• [INPUT]:
· · · · ·

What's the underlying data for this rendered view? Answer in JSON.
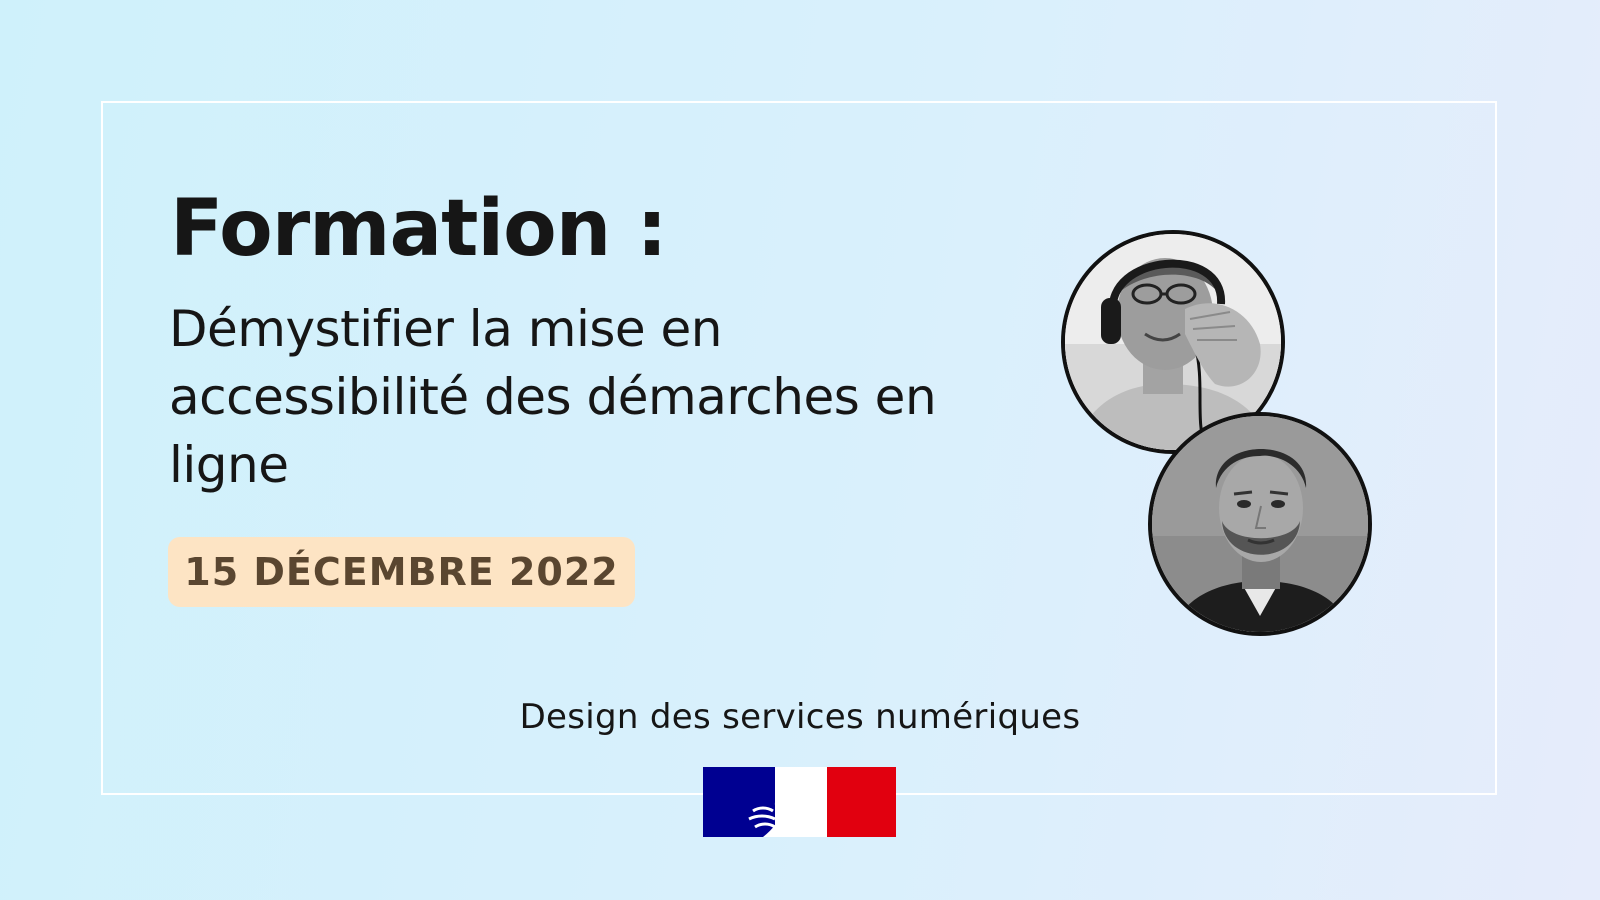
{
  "title": "Formation :",
  "subtitle": "Démystifier la mise en accessibilité des démarches en ligne",
  "date": "15 DÉCEMBRE 2022",
  "organization": "Design des services numériques",
  "colors": {
    "background": "#cff1fb",
    "date_badge": "#fde4c4",
    "flag_blue": "#000091",
    "flag_red": "#e1000f"
  },
  "icons": [
    "speaker-photo-1",
    "speaker-photo-2",
    "marianne-flag-logo"
  ]
}
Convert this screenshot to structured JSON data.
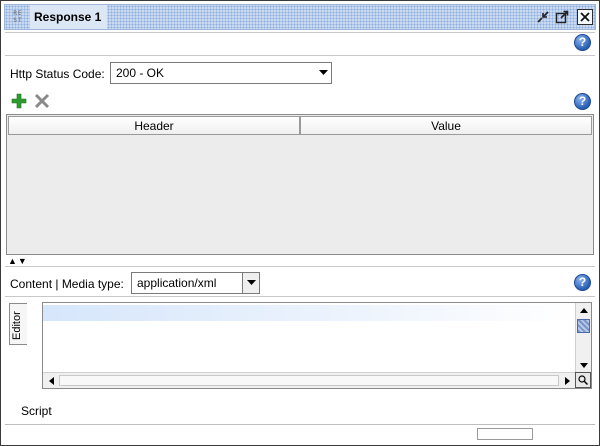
{
  "window": {
    "title": "Response 1",
    "icon": "rest-icon",
    "icon_text": "RE ST"
  },
  "status": {
    "label": "Http Status Code:",
    "value": "200 - OK"
  },
  "headers_table": {
    "columns": [
      "Header",
      "Value"
    ],
    "rows": []
  },
  "content": {
    "label": "Content | Media type:",
    "media_type": "application/xml"
  },
  "editor": {
    "tab_label": "Editor"
  },
  "script_tab": {
    "label": "Script"
  },
  "help_glyph": "?",
  "colors": {
    "titlebar": "#c9d9f0",
    "add_icon": "#2e9b2e",
    "remove_icon": "#8a8a8a",
    "help_icon": "#2a5fb3"
  }
}
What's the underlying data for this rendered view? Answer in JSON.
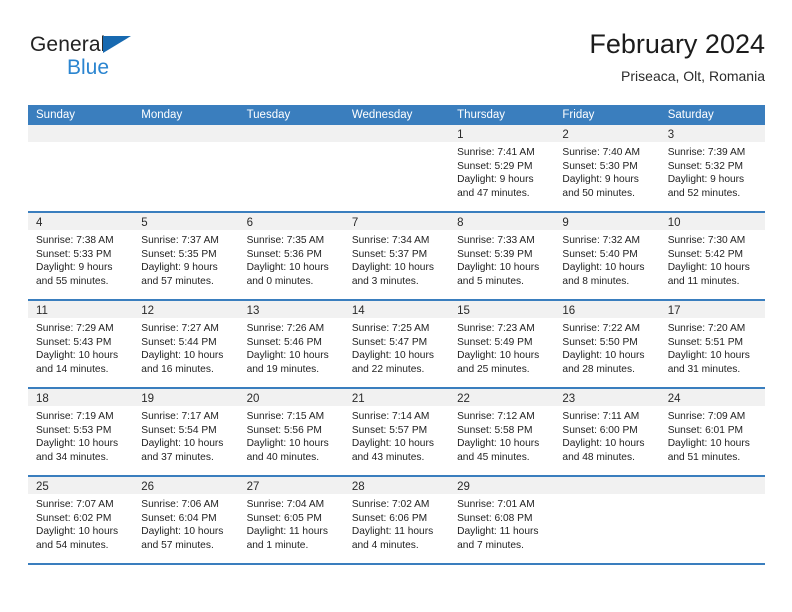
{
  "brand": {
    "name_dark": "General",
    "name_blue": "Blue",
    "triangle_icon": "brand-triangle-icon",
    "dark_color": "#232323",
    "blue_color": "#2b85d0",
    "triangle_color": "#1769b0"
  },
  "header": {
    "title": "February 2024",
    "location": "Priseaca, Olt, Romania"
  },
  "theme": {
    "header_blue": "#3a7ebe",
    "daynum_band": "#f1f1f1",
    "cell_bg": "#ffffff"
  },
  "weekday_headers": [
    "Sunday",
    "Monday",
    "Tuesday",
    "Wednesday",
    "Thursday",
    "Friday",
    "Saturday"
  ],
  "weeks": [
    [
      {
        "blank": true
      },
      {
        "blank": true
      },
      {
        "blank": true
      },
      {
        "blank": true
      },
      {
        "day": "1",
        "sunrise": "Sunrise: 7:41 AM",
        "sunset": "Sunset: 5:29 PM",
        "daylight_line1": "Daylight: 9 hours",
        "daylight_line2": "and 47 minutes."
      },
      {
        "day": "2",
        "sunrise": "Sunrise: 7:40 AM",
        "sunset": "Sunset: 5:30 PM",
        "daylight_line1": "Daylight: 9 hours",
        "daylight_line2": "and 50 minutes."
      },
      {
        "day": "3",
        "sunrise": "Sunrise: 7:39 AM",
        "sunset": "Sunset: 5:32 PM",
        "daylight_line1": "Daylight: 9 hours",
        "daylight_line2": "and 52 minutes."
      }
    ],
    [
      {
        "day": "4",
        "sunrise": "Sunrise: 7:38 AM",
        "sunset": "Sunset: 5:33 PM",
        "daylight_line1": "Daylight: 9 hours",
        "daylight_line2": "and 55 minutes."
      },
      {
        "day": "5",
        "sunrise": "Sunrise: 7:37 AM",
        "sunset": "Sunset: 5:35 PM",
        "daylight_line1": "Daylight: 9 hours",
        "daylight_line2": "and 57 minutes."
      },
      {
        "day": "6",
        "sunrise": "Sunrise: 7:35 AM",
        "sunset": "Sunset: 5:36 PM",
        "daylight_line1": "Daylight: 10 hours",
        "daylight_line2": "and 0 minutes."
      },
      {
        "day": "7",
        "sunrise": "Sunrise: 7:34 AM",
        "sunset": "Sunset: 5:37 PM",
        "daylight_line1": "Daylight: 10 hours",
        "daylight_line2": "and 3 minutes."
      },
      {
        "day": "8",
        "sunrise": "Sunrise: 7:33 AM",
        "sunset": "Sunset: 5:39 PM",
        "daylight_line1": "Daylight: 10 hours",
        "daylight_line2": "and 5 minutes."
      },
      {
        "day": "9",
        "sunrise": "Sunrise: 7:32 AM",
        "sunset": "Sunset: 5:40 PM",
        "daylight_line1": "Daylight: 10 hours",
        "daylight_line2": "and 8 minutes."
      },
      {
        "day": "10",
        "sunrise": "Sunrise: 7:30 AM",
        "sunset": "Sunset: 5:42 PM",
        "daylight_line1": "Daylight: 10 hours",
        "daylight_line2": "and 11 minutes."
      }
    ],
    [
      {
        "day": "11",
        "sunrise": "Sunrise: 7:29 AM",
        "sunset": "Sunset: 5:43 PM",
        "daylight_line1": "Daylight: 10 hours",
        "daylight_line2": "and 14 minutes."
      },
      {
        "day": "12",
        "sunrise": "Sunrise: 7:27 AM",
        "sunset": "Sunset: 5:44 PM",
        "daylight_line1": "Daylight: 10 hours",
        "daylight_line2": "and 16 minutes."
      },
      {
        "day": "13",
        "sunrise": "Sunrise: 7:26 AM",
        "sunset": "Sunset: 5:46 PM",
        "daylight_line1": "Daylight: 10 hours",
        "daylight_line2": "and 19 minutes."
      },
      {
        "day": "14",
        "sunrise": "Sunrise: 7:25 AM",
        "sunset": "Sunset: 5:47 PM",
        "daylight_line1": "Daylight: 10 hours",
        "daylight_line2": "and 22 minutes."
      },
      {
        "day": "15",
        "sunrise": "Sunrise: 7:23 AM",
        "sunset": "Sunset: 5:49 PM",
        "daylight_line1": "Daylight: 10 hours",
        "daylight_line2": "and 25 minutes."
      },
      {
        "day": "16",
        "sunrise": "Sunrise: 7:22 AM",
        "sunset": "Sunset: 5:50 PM",
        "daylight_line1": "Daylight: 10 hours",
        "daylight_line2": "and 28 minutes."
      },
      {
        "day": "17",
        "sunrise": "Sunrise: 7:20 AM",
        "sunset": "Sunset: 5:51 PM",
        "daylight_line1": "Daylight: 10 hours",
        "daylight_line2": "and 31 minutes."
      }
    ],
    [
      {
        "day": "18",
        "sunrise": "Sunrise: 7:19 AM",
        "sunset": "Sunset: 5:53 PM",
        "daylight_line1": "Daylight: 10 hours",
        "daylight_line2": "and 34 minutes."
      },
      {
        "day": "19",
        "sunrise": "Sunrise: 7:17 AM",
        "sunset": "Sunset: 5:54 PM",
        "daylight_line1": "Daylight: 10 hours",
        "daylight_line2": "and 37 minutes."
      },
      {
        "day": "20",
        "sunrise": "Sunrise: 7:15 AM",
        "sunset": "Sunset: 5:56 PM",
        "daylight_line1": "Daylight: 10 hours",
        "daylight_line2": "and 40 minutes."
      },
      {
        "day": "21",
        "sunrise": "Sunrise: 7:14 AM",
        "sunset": "Sunset: 5:57 PM",
        "daylight_line1": "Daylight: 10 hours",
        "daylight_line2": "and 43 minutes."
      },
      {
        "day": "22",
        "sunrise": "Sunrise: 7:12 AM",
        "sunset": "Sunset: 5:58 PM",
        "daylight_line1": "Daylight: 10 hours",
        "daylight_line2": "and 45 minutes."
      },
      {
        "day": "23",
        "sunrise": "Sunrise: 7:11 AM",
        "sunset": "Sunset: 6:00 PM",
        "daylight_line1": "Daylight: 10 hours",
        "daylight_line2": "and 48 minutes."
      },
      {
        "day": "24",
        "sunrise": "Sunrise: 7:09 AM",
        "sunset": "Sunset: 6:01 PM",
        "daylight_line1": "Daylight: 10 hours",
        "daylight_line2": "and 51 minutes."
      }
    ],
    [
      {
        "day": "25",
        "sunrise": "Sunrise: 7:07 AM",
        "sunset": "Sunset: 6:02 PM",
        "daylight_line1": "Daylight: 10 hours",
        "daylight_line2": "and 54 minutes."
      },
      {
        "day": "26",
        "sunrise": "Sunrise: 7:06 AM",
        "sunset": "Sunset: 6:04 PM",
        "daylight_line1": "Daylight: 10 hours",
        "daylight_line2": "and 57 minutes."
      },
      {
        "day": "27",
        "sunrise": "Sunrise: 7:04 AM",
        "sunset": "Sunset: 6:05 PM",
        "daylight_line1": "Daylight: 11 hours",
        "daylight_line2": "and 1 minute."
      },
      {
        "day": "28",
        "sunrise": "Sunrise: 7:02 AM",
        "sunset": "Sunset: 6:06 PM",
        "daylight_line1": "Daylight: 11 hours",
        "daylight_line2": "and 4 minutes."
      },
      {
        "day": "29",
        "sunrise": "Sunrise: 7:01 AM",
        "sunset": "Sunset: 6:08 PM",
        "daylight_line1": "Daylight: 11 hours",
        "daylight_line2": "and 7 minutes."
      },
      {
        "blank": true
      },
      {
        "blank": true
      }
    ]
  ]
}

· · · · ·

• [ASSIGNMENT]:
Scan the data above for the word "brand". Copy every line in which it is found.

• [EXERCISE RESPONSE]:
  "brand": {
    "triangle_icon": "brand-triangle-icon",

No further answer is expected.